[Opening Material to process section]

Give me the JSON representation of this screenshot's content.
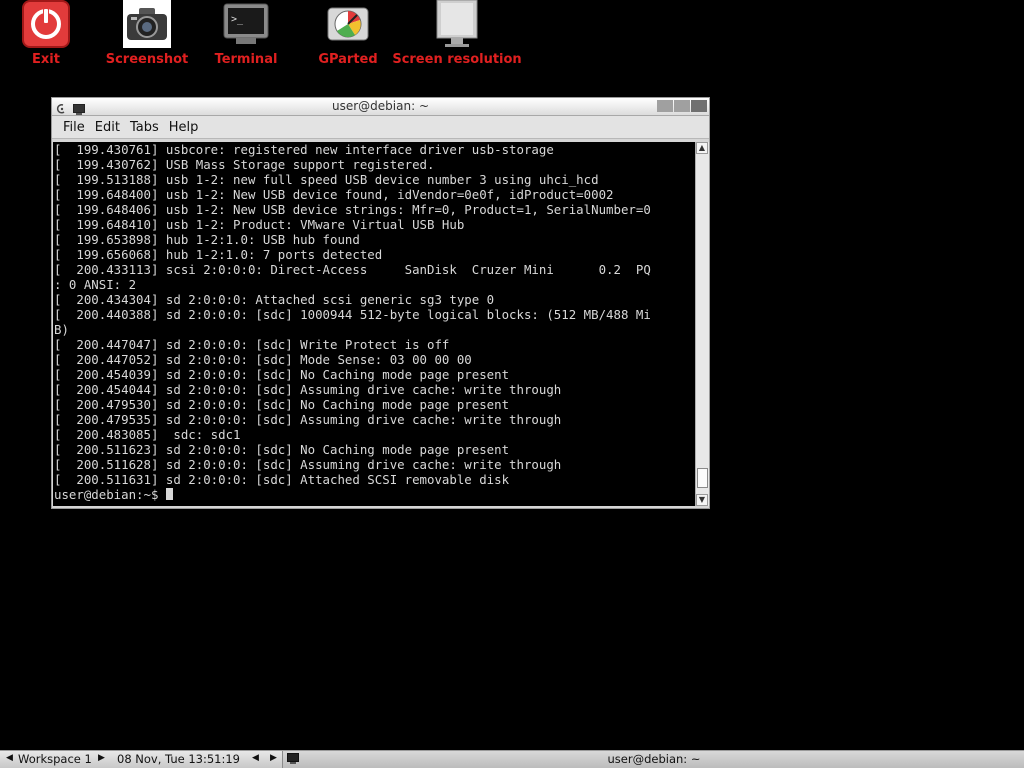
{
  "desktop_icons": [
    {
      "label": "Exit",
      "icon": "power-icon"
    },
    {
      "label": "Screenshot",
      "icon": "camera-icon"
    },
    {
      "label": "Terminal",
      "icon": "terminal-icon"
    },
    {
      "label": "GParted",
      "icon": "disk-gauge-icon"
    },
    {
      "label": "Screen resolution",
      "icon": "monitor-icon"
    }
  ],
  "window": {
    "title": "user@debian: ~",
    "menu": [
      "File",
      "Edit",
      "Tabs",
      "Help"
    ],
    "lines": [
      "[  199.430761] usbcore: registered new interface driver usb-storage",
      "[  199.430762] USB Mass Storage support registered.",
      "[  199.513188] usb 1-2: new full speed USB device number 3 using uhci_hcd",
      "[  199.648400] usb 1-2: New USB device found, idVendor=0e0f, idProduct=0002",
      "[  199.648406] usb 1-2: New USB device strings: Mfr=0, Product=1, SerialNumber=0",
      "[  199.648410] usb 1-2: Product: VMware Virtual USB Hub",
      "[  199.653898] hub 1-2:1.0: USB hub found",
      "[  199.656068] hub 1-2:1.0: 7 ports detected",
      "[  200.433113] scsi 2:0:0:0: Direct-Access     SanDisk  Cruzer Mini      0.2  PQ",
      ": 0 ANSI: 2",
      "[  200.434304] sd 2:0:0:0: Attached scsi generic sg3 type 0",
      "[  200.440388] sd 2:0:0:0: [sdc] 1000944 512-byte logical blocks: (512 MB/488 Mi",
      "B)",
      "[  200.447047] sd 2:0:0:0: [sdc] Write Protect is off",
      "[  200.447052] sd 2:0:0:0: [sdc] Mode Sense: 03 00 00 00",
      "[  200.454039] sd 2:0:0:0: [sdc] No Caching mode page present",
      "[  200.454044] sd 2:0:0:0: [sdc] Assuming drive cache: write through",
      "[  200.479530] sd 2:0:0:0: [sdc] No Caching mode page present",
      "[  200.479535] sd 2:0:0:0: [sdc] Assuming drive cache: write through",
      "[  200.483085]  sdc: sdc1",
      "[  200.511623] sd 2:0:0:0: [sdc] No Caching mode page present",
      "[  200.511628] sd 2:0:0:0: [sdc] Assuming drive cache: write through",
      "[  200.511631] sd 2:0:0:0: [sdc] Attached SCSI removable disk"
    ],
    "prompt": "user@debian:~$ "
  },
  "panel": {
    "workspace": "Workspace 1",
    "clock": "08 Nov, Tue 13:51:19",
    "task_title": "user@debian: ~"
  },
  "colors": {
    "label_red": "#e02020",
    "terminal_bg": "#000000",
    "terminal_fg": "#d8d8d8"
  }
}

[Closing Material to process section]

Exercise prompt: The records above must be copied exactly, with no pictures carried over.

Problem solution:
Give me the JSON representation of this screenshot's content.
{
  "desktop_icons": [
    {
      "label": "Exit",
      "icon": "power-icon"
    },
    {
      "label": "Screenshot",
      "icon": "camera-icon"
    },
    {
      "label": "Terminal",
      "icon": "terminal-icon"
    },
    {
      "label": "GParted",
      "icon": "disk-gauge-icon"
    },
    {
      "label": "Screen resolution",
      "icon": "monitor-icon"
    }
  ],
  "window": {
    "title": "user@debian: ~",
    "menu": [
      "File",
      "Edit",
      "Tabs",
      "Help"
    ],
    "lines": [
      "[  199.430761] usbcore: registered new interface driver usb-storage",
      "[  199.430762] USB Mass Storage support registered.",
      "[  199.513188] usb 1-2: new full speed USB device number 3 using uhci_hcd",
      "[  199.648400] usb 1-2: New USB device found, idVendor=0e0f, idProduct=0002",
      "[  199.648406] usb 1-2: New USB device strings: Mfr=0, Product=1, SerialNumber=0",
      "[  199.648410] usb 1-2: Product: VMware Virtual USB Hub",
      "[  199.653898] hub 1-2:1.0: USB hub found",
      "[  199.656068] hub 1-2:1.0: 7 ports detected",
      "[  200.433113] scsi 2:0:0:0: Direct-Access     SanDisk  Cruzer Mini      0.2  PQ",
      ": 0 ANSI: 2",
      "[  200.434304] sd 2:0:0:0: Attached scsi generic sg3 type 0",
      "[  200.440388] sd 2:0:0:0: [sdc] 1000944 512-byte logical blocks: (512 MB/488 Mi",
      "B)",
      "[  200.447047] sd 2:0:0:0: [sdc] Write Protect is off",
      "[  200.447052] sd 2:0:0:0: [sdc] Mode Sense: 03 00 00 00",
      "[  200.454039] sd 2:0:0:0: [sdc] No Caching mode page present",
      "[  200.454044] sd 2:0:0:0: [sdc] Assuming drive cache: write through",
      "[  200.479530] sd 2:0:0:0: [sdc] No Caching mode page present",
      "[  200.479535] sd 2:0:0:0: [sdc] Assuming drive cache: write through",
      "[  200.483085]  sdc: sdc1",
      "[  200.511623] sd 2:0:0:0: [sdc] No Caching mode page present",
      "[  200.511628] sd 2:0:0:0: [sdc] Assuming drive cache: write through",
      "[  200.511631] sd 2:0:0:0: [sdc] Attached SCSI removable disk"
    ],
    "prompt": "user@debian:~$ "
  },
  "panel": {
    "workspace": "Workspace 1",
    "clock": "08 Nov, Tue 13:51:19",
    "task_title": "user@debian: ~"
  },
  "colors": {
    "label_red": "#e02020",
    "terminal_bg": "#000000",
    "terminal_fg": "#d8d8d8"
  }
}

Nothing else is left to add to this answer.